Anonymous said...

What are they talking about? They should consult an IP lawyer before making statements like this. It really shows the intellectual quality of these people.

Anonymous said...

This song originated from India. its a Hindi song. Ask someone from India.

Anonymous said...

Hello everyone Rasa Sayang is a portugese lyric, and is sang by Goa folks and Sri Lanka folks and even Malaysia, Indonesia, Timor Leste, South Africa... what is the fuss about, Indonesia should not claim the opsng belongs to them, then what about their culture is it Indianise with strong Hindu influence.

Anonymous said...

What? Rasa Sayange is actually from the moon. It's first heard when Neil Armstrong landed on the moon. Then the crew of Apollo XI recomposed the song when they returned song and brought that song to everywhere when they traveled. Clear enuff???

Anonymous said...

Oh, i heard it was american!

Well, my friends, creating such an art it is not that easy and it really natural for somepeople that being raised with that song to claim it. Anyway, we already know who create the song anyway : Franky Hehanusa in 1940.

Anonymous said...

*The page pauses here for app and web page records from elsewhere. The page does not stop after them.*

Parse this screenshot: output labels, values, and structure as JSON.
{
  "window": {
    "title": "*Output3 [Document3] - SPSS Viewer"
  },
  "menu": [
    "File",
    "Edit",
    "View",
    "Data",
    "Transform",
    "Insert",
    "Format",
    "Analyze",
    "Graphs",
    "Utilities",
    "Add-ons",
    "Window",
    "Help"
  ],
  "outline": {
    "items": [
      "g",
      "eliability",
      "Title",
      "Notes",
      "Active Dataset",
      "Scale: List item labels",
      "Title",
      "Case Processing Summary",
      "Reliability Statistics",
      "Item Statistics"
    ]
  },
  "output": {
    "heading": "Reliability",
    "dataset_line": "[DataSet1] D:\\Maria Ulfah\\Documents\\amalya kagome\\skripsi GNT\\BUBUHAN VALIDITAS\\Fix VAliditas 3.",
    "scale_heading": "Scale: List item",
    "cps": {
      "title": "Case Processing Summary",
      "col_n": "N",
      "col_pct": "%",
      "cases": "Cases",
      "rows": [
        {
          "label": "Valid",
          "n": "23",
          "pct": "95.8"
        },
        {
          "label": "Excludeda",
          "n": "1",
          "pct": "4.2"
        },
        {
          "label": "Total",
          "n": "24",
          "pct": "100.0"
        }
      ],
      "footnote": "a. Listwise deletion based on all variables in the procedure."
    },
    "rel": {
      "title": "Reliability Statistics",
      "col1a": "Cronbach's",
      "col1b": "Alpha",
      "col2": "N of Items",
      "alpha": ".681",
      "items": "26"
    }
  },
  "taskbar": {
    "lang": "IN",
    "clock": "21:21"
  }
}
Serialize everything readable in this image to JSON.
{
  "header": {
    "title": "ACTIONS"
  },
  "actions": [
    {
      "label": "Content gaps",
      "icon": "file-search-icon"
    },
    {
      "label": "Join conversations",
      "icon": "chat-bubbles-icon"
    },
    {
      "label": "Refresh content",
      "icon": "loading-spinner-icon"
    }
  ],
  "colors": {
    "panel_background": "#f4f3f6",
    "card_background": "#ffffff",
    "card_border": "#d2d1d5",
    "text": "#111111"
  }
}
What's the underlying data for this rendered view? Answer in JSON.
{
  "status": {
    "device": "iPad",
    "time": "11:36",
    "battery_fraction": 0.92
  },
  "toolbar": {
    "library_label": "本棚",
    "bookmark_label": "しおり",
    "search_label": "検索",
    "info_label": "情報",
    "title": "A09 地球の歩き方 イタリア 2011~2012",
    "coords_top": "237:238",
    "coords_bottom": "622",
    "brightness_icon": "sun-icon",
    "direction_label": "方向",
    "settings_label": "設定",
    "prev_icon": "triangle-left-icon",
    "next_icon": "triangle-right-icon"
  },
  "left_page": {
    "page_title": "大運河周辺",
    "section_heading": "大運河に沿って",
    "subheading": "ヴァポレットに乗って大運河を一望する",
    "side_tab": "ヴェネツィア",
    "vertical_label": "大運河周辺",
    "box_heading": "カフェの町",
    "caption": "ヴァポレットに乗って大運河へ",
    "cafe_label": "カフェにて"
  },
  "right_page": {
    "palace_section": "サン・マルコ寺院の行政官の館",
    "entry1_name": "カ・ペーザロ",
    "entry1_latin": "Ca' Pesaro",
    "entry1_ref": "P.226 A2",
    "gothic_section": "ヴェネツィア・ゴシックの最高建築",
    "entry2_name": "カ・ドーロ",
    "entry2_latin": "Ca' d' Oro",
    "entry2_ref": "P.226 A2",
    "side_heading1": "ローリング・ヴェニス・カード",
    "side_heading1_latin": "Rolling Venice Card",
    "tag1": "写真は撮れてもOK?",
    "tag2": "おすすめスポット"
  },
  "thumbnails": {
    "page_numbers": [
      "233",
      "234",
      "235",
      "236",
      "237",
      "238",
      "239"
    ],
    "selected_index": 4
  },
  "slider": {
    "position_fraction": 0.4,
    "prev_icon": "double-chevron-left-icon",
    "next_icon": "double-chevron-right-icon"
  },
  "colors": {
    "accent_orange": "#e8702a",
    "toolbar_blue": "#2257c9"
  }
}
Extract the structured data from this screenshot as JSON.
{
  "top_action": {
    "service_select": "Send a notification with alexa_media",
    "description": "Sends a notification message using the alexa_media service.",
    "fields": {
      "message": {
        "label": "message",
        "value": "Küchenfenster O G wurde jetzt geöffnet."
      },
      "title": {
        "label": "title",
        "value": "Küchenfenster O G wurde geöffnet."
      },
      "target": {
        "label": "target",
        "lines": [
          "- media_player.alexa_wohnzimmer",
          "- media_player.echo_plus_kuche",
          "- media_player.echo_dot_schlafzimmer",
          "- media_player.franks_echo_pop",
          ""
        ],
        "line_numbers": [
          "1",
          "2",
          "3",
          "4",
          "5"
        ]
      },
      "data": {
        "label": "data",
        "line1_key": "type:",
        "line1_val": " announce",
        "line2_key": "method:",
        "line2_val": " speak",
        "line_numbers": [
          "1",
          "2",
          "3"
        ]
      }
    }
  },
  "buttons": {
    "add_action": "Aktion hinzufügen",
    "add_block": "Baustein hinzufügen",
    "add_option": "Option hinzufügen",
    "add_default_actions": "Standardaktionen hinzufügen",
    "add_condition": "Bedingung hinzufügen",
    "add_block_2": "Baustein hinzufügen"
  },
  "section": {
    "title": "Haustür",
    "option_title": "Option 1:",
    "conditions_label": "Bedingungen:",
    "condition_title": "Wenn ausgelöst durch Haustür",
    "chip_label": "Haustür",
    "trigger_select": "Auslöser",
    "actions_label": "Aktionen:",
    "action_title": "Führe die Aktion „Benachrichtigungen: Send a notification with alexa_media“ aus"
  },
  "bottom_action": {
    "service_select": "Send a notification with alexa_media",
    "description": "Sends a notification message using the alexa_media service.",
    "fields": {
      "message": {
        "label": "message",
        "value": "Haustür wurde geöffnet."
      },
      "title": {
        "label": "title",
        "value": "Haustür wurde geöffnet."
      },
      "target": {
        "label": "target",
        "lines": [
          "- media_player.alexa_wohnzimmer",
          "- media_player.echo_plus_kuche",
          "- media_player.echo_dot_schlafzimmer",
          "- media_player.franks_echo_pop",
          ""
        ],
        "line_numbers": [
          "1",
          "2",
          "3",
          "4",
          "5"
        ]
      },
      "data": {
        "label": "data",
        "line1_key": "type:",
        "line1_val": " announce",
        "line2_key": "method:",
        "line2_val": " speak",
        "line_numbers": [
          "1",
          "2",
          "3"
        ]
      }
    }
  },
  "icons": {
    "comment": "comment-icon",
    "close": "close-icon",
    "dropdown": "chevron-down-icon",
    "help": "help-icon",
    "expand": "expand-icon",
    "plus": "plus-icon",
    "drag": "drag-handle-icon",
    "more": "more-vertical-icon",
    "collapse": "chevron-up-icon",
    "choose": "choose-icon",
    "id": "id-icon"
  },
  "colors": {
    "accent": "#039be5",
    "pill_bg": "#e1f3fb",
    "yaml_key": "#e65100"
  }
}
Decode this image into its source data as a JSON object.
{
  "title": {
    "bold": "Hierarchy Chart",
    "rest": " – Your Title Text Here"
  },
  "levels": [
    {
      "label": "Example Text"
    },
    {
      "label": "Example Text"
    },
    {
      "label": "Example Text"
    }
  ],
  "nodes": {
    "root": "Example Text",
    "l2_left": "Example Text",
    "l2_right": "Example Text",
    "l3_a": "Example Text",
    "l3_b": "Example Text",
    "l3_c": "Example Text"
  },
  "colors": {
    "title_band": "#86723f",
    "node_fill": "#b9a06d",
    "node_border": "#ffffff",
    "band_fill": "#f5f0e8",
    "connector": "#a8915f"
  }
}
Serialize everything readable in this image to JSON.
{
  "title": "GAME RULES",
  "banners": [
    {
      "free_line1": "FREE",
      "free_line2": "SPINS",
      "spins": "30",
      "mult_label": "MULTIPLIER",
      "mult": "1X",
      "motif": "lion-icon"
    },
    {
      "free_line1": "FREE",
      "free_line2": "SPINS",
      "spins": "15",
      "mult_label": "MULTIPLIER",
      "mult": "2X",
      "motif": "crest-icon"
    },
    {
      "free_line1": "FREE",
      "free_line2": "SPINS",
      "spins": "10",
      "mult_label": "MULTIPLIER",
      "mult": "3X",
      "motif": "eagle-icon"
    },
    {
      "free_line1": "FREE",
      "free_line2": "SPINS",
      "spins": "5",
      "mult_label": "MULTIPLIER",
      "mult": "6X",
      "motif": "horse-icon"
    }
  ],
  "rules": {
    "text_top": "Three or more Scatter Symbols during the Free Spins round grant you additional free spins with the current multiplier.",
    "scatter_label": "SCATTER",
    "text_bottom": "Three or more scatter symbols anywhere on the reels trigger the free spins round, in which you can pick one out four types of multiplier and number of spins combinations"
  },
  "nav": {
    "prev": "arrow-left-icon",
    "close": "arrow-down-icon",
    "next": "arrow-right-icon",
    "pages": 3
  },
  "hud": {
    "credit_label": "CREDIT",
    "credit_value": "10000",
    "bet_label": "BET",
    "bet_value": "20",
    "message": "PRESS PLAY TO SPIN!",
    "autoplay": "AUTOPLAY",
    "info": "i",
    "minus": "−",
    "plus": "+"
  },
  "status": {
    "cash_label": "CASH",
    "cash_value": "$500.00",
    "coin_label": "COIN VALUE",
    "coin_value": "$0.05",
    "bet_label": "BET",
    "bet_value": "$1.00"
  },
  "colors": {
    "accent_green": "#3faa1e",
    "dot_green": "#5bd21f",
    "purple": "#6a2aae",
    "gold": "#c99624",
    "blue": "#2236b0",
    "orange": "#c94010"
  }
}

Everyone must be agreed that Plagiarism is criminal, someone must be responsible for this unacceptable act.